● **Exercise description**
Where the string "this" shows up in a line of the records, copy that line.

• • • •

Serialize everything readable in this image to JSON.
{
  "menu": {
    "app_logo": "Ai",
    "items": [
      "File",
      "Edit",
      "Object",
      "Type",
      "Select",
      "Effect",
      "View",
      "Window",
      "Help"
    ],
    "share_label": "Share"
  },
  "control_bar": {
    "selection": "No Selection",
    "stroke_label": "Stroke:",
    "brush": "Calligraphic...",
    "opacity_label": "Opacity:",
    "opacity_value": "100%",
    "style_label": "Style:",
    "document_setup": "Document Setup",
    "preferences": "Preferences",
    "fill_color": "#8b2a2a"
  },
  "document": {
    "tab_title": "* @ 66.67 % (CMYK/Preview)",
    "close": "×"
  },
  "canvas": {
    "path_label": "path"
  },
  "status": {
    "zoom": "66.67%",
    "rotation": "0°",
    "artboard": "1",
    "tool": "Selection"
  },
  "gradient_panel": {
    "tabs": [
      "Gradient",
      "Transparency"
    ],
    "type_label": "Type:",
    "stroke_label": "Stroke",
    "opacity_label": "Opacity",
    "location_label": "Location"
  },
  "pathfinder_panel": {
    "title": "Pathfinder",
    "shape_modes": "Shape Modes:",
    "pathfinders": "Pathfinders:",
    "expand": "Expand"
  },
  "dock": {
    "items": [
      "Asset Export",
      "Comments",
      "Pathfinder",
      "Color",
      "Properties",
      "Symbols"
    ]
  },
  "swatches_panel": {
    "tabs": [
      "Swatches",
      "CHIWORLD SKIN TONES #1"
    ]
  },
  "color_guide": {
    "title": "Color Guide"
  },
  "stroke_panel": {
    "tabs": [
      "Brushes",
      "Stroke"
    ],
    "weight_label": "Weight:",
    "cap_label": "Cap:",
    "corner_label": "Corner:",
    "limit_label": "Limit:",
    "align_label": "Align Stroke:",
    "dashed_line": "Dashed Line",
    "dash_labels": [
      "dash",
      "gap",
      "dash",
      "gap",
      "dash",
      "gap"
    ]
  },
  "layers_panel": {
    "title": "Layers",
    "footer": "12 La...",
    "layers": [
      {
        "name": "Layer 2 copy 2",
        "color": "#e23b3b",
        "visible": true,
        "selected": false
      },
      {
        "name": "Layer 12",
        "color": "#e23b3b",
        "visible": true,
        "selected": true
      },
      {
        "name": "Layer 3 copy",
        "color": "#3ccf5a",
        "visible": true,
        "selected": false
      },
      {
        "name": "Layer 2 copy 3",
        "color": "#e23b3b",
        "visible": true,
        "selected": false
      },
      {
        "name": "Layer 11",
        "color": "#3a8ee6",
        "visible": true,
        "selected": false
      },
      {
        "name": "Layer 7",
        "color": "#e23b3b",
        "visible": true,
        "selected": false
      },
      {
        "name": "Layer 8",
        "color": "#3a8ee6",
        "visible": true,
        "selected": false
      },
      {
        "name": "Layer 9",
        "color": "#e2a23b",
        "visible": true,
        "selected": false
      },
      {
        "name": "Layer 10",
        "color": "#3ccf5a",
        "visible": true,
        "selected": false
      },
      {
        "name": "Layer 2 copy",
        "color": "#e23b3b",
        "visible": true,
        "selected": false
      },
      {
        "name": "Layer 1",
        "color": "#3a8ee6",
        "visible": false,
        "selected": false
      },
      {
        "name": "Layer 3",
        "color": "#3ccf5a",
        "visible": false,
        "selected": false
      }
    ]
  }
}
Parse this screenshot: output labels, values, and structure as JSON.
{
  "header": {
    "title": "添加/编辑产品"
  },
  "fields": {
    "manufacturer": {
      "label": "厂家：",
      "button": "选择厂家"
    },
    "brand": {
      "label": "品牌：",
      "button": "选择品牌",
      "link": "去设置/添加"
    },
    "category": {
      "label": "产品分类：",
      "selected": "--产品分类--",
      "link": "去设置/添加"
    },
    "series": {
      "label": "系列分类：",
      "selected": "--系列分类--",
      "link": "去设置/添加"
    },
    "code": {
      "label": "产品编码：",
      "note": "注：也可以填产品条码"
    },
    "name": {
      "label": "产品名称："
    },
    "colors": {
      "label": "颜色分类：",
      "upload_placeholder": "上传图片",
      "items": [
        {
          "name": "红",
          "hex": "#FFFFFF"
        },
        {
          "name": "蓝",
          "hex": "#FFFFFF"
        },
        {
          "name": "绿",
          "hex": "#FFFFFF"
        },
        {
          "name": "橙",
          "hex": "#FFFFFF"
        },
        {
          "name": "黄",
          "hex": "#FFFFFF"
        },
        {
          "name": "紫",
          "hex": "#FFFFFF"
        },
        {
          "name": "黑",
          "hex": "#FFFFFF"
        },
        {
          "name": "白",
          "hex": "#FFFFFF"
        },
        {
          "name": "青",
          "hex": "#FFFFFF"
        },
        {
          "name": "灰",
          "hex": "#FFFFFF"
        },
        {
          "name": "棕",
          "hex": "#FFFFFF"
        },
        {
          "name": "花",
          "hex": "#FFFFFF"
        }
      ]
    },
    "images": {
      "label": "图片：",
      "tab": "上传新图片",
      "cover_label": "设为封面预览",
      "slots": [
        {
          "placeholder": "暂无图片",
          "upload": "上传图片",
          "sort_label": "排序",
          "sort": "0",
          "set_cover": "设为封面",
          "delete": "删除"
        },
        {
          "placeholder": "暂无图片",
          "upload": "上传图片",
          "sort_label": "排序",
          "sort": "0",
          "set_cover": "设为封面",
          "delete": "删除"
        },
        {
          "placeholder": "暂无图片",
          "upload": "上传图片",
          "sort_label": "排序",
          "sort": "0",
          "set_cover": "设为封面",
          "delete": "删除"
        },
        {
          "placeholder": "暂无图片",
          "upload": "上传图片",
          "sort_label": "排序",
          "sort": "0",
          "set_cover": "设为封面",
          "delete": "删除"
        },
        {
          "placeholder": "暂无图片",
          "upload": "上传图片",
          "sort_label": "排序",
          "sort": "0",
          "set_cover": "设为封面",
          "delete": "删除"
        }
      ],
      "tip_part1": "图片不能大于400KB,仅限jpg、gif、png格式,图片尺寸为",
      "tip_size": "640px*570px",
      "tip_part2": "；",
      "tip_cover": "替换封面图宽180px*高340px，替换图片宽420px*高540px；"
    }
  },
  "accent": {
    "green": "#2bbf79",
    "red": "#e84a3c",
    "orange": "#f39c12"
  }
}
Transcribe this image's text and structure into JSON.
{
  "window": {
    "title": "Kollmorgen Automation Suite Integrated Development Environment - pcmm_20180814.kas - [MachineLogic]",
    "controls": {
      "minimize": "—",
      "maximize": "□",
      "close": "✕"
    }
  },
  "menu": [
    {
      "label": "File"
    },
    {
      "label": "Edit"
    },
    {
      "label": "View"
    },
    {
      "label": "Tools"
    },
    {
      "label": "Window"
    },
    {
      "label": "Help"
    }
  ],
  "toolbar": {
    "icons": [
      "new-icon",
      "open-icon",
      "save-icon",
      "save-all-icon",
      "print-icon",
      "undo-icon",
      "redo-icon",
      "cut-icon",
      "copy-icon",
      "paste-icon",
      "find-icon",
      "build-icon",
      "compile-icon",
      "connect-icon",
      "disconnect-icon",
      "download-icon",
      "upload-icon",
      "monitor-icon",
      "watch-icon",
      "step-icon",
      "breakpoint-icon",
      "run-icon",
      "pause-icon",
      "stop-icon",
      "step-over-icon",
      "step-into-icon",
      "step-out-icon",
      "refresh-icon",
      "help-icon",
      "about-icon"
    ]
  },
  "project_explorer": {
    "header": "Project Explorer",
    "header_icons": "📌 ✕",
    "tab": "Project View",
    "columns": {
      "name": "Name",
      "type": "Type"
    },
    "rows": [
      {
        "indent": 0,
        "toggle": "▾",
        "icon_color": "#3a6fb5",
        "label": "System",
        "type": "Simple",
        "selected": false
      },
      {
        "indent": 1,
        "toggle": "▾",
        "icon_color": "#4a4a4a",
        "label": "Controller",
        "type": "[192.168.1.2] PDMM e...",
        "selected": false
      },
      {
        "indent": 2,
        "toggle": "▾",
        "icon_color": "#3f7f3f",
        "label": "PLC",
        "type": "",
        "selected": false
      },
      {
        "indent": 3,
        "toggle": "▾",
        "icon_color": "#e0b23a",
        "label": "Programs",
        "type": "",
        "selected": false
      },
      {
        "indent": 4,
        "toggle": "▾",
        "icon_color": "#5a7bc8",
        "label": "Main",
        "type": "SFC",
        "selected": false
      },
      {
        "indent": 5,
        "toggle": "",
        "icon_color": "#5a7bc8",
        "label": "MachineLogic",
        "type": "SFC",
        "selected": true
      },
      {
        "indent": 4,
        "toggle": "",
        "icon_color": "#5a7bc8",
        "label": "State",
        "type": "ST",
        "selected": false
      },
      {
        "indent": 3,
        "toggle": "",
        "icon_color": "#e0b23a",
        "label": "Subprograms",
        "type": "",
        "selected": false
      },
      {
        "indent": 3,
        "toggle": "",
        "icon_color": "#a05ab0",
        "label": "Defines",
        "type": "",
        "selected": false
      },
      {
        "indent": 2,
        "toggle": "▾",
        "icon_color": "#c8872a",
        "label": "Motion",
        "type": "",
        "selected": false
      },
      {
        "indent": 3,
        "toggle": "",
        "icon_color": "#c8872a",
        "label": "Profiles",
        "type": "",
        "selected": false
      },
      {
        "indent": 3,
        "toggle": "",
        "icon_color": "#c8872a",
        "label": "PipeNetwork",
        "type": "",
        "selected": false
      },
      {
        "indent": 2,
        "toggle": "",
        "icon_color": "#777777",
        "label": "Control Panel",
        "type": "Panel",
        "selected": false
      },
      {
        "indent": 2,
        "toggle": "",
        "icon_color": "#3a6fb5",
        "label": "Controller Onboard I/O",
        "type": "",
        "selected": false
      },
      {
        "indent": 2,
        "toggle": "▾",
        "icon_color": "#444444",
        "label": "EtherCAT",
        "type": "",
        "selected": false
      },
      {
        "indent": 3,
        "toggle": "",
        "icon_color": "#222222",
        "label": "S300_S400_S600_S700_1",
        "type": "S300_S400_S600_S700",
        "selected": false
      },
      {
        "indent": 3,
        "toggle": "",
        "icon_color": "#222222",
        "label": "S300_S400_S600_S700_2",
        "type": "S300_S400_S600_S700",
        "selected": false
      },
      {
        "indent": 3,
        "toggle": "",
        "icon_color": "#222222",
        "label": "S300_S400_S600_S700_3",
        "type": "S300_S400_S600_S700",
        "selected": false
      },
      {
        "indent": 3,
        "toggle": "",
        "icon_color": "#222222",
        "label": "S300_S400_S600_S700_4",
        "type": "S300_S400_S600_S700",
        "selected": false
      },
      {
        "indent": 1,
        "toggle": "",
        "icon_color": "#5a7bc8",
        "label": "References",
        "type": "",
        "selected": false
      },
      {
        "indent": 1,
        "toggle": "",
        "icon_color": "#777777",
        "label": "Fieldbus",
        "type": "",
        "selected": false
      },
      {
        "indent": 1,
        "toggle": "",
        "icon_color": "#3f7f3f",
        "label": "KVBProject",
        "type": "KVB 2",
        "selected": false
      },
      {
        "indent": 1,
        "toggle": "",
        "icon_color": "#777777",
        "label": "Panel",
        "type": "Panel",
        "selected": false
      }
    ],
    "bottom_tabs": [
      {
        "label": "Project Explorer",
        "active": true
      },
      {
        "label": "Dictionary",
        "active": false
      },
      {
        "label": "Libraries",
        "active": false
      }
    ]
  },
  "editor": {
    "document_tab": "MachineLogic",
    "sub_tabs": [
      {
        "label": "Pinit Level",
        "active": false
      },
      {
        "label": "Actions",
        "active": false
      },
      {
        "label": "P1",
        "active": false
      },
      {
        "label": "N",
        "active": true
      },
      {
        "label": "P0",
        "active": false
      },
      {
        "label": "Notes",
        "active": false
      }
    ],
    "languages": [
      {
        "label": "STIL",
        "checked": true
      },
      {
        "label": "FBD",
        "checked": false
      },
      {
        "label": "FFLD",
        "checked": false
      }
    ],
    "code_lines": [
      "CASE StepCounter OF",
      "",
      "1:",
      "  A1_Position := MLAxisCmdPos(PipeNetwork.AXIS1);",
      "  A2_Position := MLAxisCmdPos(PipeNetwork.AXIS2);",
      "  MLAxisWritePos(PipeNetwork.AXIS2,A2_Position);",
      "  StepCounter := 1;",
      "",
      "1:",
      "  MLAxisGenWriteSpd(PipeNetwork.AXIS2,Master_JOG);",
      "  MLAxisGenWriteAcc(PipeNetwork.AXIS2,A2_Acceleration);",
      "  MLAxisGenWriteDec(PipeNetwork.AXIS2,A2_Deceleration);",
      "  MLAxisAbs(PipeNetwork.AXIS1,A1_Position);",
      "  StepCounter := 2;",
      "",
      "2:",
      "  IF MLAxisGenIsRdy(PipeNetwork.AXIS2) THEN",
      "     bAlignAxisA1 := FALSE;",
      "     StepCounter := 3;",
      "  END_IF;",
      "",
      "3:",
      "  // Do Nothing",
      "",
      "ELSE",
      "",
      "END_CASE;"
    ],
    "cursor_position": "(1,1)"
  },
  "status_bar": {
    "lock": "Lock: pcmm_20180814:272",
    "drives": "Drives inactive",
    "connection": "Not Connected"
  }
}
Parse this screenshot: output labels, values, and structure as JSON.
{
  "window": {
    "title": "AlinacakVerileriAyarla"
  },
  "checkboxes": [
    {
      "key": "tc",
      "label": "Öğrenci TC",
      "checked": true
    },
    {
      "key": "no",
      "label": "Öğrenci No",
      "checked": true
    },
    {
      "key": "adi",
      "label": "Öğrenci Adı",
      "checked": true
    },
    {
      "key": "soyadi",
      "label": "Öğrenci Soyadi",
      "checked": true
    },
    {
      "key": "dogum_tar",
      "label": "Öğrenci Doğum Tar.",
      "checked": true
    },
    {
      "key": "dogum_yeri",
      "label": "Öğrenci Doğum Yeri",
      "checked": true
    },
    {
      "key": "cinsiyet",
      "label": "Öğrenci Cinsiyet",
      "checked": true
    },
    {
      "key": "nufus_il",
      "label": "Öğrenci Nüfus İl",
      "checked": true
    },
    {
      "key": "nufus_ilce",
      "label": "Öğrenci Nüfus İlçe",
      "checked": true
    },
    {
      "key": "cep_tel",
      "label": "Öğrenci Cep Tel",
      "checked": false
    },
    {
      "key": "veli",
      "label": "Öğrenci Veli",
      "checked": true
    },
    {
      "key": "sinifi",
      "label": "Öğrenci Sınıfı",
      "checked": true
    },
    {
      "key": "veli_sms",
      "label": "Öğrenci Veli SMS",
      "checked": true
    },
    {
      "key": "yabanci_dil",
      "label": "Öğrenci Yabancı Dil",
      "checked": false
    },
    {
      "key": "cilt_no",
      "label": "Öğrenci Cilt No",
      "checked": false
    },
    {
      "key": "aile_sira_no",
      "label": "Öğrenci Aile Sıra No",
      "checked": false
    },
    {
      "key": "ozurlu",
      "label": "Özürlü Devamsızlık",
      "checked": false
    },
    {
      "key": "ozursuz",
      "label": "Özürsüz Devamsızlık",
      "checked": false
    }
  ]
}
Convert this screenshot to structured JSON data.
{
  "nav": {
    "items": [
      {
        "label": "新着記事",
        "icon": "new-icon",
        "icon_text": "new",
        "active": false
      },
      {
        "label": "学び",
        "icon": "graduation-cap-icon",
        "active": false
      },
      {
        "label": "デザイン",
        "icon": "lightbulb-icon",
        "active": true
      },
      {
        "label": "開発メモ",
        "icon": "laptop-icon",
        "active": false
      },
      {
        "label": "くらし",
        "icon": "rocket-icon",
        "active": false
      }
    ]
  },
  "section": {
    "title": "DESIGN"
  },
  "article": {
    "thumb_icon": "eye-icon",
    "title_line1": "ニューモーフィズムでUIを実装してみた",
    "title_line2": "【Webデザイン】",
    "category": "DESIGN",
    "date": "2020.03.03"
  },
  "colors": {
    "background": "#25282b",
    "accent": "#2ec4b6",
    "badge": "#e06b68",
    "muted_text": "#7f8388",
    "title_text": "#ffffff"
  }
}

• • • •

● **Written response**
Serialize everything readable in this image to JSON.
Parse this screenshot: output labels, values, and structure as JSON.
Transcribe this image's text and structure into JSON.
Parse this screenshot: output labels, values, and structure as JSON.
Convert this screenshot to structured JSON data.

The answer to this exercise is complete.